"I want them back, they belong there," says Friedman. "Maybe I'll have to change their name to the Ten Suggestions, you know. But they were taken out, not by separation of church and state, but by political correctness gone awry. One atheist stands up and says, 'I don't like the Ten Commandments,' and suddenly out they go. And, of course, we all know what happens to an atheist when he dies. His tombstone usually reads, 'All dressed up and no place to go.' "
Friedman has at times spoken irreverently about Jesus. Does he worry that religious voters in the very religious state of Texas might be offended?
"Well, I just said that Jesus and I were both Jewish and that neither of us ever had a job, we never had a home, we never married and we traveled around the countryside irritating people," says Friedman. "Now, if that's comparing myself to Jesus, I don't really think it is. But, the Jesus in my heart is a Jesus with a sense of humor. And, personally, I think he's enjoyin' my campaign as much as anybody right now. I think he is."

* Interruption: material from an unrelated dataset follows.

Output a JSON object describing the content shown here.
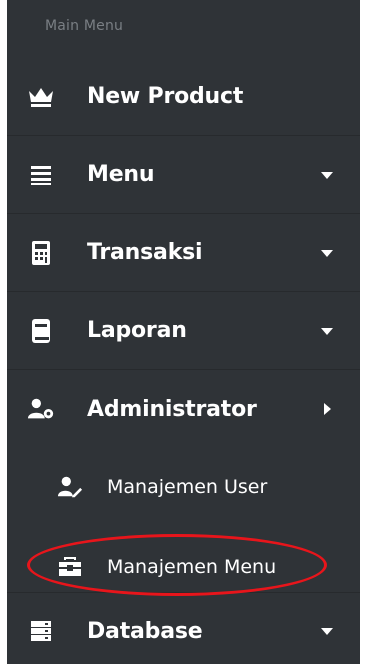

The issues Kinky Friedman will have to address may include headline issues such as gay marriage and prayer in schools.
"I'll tell you right now. I'm for prayer in school," he says. "I say what's wrong with a kid believing in something? I don't care if it's a tree or a rock or something, he should believe in something. I also support gay marriage. I say they have every right to be just as miserable as the rest of us. And I'll tell you another thing, you won't find any candidate that supports prayer in school and gay marriage. For that reason alone, people should vote for an independent-thinking person."